Avery Pennarun: Yeah. Well, the adoption is way faster than I expected it to be when I started the company. At the moment, we’re growing at about 20% per month in active nodes and the revenues are growing. I think they more than doubled in the last six months and we’re on track to do that again. The kinds of people who use Tailscale are all the way across the board. So individuals use it for things like running their Raspberry Pi at home or connecting to a Minecraft server or controlling their 3D printer. Then, people use it at work to like SSH into their production systems or the development clusters or connect databases to dashboards when they’re in two different locations, for example. And then the next step up from that is the IT team rolling out across the entire company to replace whatever they’re currently doing with their existing VPN.
So you end up with these like really interesting, completely distinct use cases, but all of our growth comes from that very first use case of people playing with it at home, getting super excited about how this changes everything. I can’t believe I can do all this stuff I couldn’t do before, telling their friends, some of those friends end up bringing it to work. And that’s where we make money. It’s fascinating to me that the free plan is used completely differently from our paid plans but is the fundamental vehicle for growth across the whole company.
Swapnil Bhartiya: What’s your plan with the funding what are the areas you are going to focus on with this round?
Avery Pennarun: I think a little bit unusually for a company raising this much money we’re not going to immediately start dumping it all into marketing and sales. We did make a joke at one point. It’s like, we calculated we could actually reserve seven minutes of Super Bowl time with a $100 million, which would really annoy everybody watching the Super Bowl. But it’s amazing to try to put this much, the scale of this much money in perspective, but the truth is Tailscale is already working really well. And the thing that works really well for us is having extremely high quality goals and building the product that people actually want and getting out of their way, right? So we’re going to keep on investing in that and keep on solving adjacent problems to the core one that we started with.
And we believe the growth is sort of going to follow naturally from that. And so of course, we’re going to hire a few more sales people and a bit more on marketing, but the core of the product is not going to change. And the nature of the free plan is going to stay the free plan. And it’s all about, we have really lofty goals, like the Internet is broken. If you’re going to fix the Internet, it needs to be for everybody in the world. How do you get a product like this to be helping everybody in the world?
Swapnil Bhartiya: Any closing thoughts?

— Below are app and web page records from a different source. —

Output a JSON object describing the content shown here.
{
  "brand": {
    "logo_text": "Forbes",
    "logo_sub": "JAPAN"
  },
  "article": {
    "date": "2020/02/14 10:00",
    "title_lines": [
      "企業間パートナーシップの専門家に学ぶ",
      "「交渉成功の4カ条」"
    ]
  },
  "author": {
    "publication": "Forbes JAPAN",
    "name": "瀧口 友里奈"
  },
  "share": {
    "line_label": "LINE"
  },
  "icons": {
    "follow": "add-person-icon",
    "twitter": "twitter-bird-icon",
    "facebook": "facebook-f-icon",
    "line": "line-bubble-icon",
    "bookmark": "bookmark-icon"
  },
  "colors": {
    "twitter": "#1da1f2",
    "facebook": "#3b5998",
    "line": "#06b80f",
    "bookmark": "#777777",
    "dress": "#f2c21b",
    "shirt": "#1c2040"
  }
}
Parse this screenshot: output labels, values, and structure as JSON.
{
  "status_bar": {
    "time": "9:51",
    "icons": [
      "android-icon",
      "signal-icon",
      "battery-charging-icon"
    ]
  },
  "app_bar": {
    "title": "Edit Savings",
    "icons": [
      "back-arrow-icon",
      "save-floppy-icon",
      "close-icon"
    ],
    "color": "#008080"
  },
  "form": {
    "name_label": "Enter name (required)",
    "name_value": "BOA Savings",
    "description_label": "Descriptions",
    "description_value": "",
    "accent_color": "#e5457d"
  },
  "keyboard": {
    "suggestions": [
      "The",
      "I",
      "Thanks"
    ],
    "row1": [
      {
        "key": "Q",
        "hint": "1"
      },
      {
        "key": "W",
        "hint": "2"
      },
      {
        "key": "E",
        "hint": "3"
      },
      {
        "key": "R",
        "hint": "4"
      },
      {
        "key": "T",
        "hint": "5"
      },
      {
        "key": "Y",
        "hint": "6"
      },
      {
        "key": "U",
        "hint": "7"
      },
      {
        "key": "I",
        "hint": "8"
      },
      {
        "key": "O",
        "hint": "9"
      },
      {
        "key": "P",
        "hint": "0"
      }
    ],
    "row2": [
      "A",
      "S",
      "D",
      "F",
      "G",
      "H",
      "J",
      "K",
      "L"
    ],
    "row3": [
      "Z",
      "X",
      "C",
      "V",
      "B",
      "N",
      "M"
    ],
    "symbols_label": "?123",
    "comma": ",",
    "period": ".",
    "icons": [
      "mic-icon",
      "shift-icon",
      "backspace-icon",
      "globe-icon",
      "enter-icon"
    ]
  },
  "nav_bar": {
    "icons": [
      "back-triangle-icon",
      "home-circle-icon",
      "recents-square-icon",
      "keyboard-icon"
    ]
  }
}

Yeah. The funniest thing about Tailscale is that people don’t… You can tell them what it does and they don’t get it. They don’t believe you. And we often get feedback that their friends have been telling them to try Tailscale for weeks or months, and they never got around to it. And then they finally tried it and it’s like, “Whoa, this was first of all way easier to get started than I thought it was. And secondly, way more useful than I thought it would be.” And so my best advice is like, don’t listen to anything I’ve said, just go into the app store, download Tailscale, test it out. And in five minutes, if you don’t believe that it’s good, then you can give up because almost everybody who just finally pushes that button to try it out immediately understands.

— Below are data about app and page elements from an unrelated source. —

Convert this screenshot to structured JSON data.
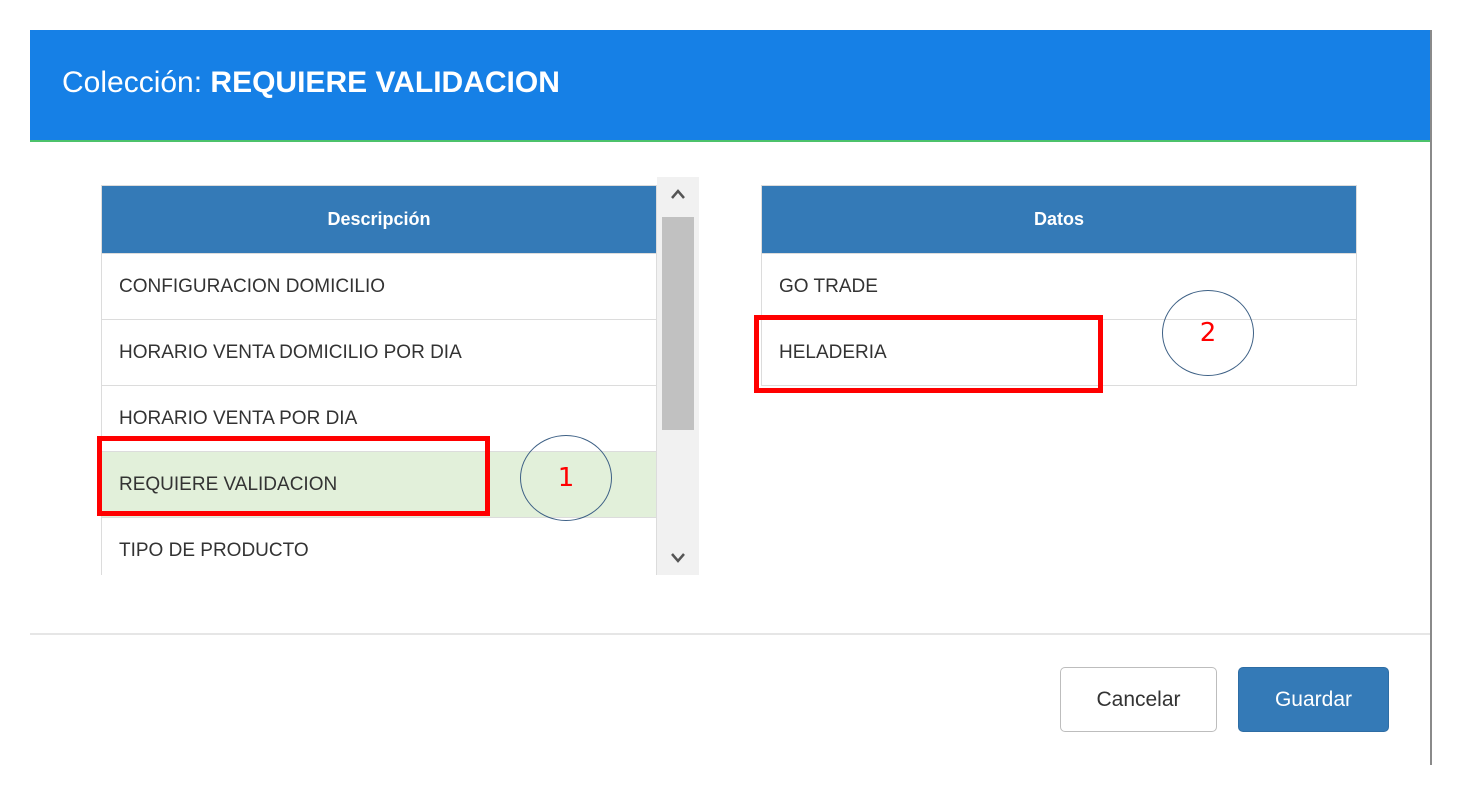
{
  "modal": {
    "title_prefix": "Colección:",
    "title_value": "REQUIERE VALIDACION"
  },
  "description_table": {
    "header": "Descripción",
    "rows": [
      "CONFIGURACION DOMICILIO",
      "HORARIO VENTA DOMICILIO POR DIA",
      "HORARIO VENTA POR DIA",
      "REQUIERE VALIDACION",
      "TIPO DE PRODUCTO"
    ],
    "selected_index": 3
  },
  "data_table": {
    "header": "Datos",
    "rows": [
      "GO TRADE",
      "HELADERIA"
    ]
  },
  "annotations": {
    "marker_1": "1",
    "marker_2": "2"
  },
  "footer": {
    "cancel_label": "Cancelar",
    "save_label": "Guardar"
  },
  "icons": {
    "scroll_up": "chevron-up-icon",
    "scroll_down": "chevron-down-icon"
  },
  "colors": {
    "header_bg": "#1680e6",
    "table_header_bg": "#347ab7",
    "selected_row_bg": "#e2f0da",
    "annotation_red": "#ff0000"
  }
}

Swapnil Bhartiya: Swapnil Bhartiya: Avery thanks for joing me today and I look forward to our next conversation. Thank you.
Avery Pennarun: Yeah. Thank you very much. And of course, we’re always happy to come back whenever you need us.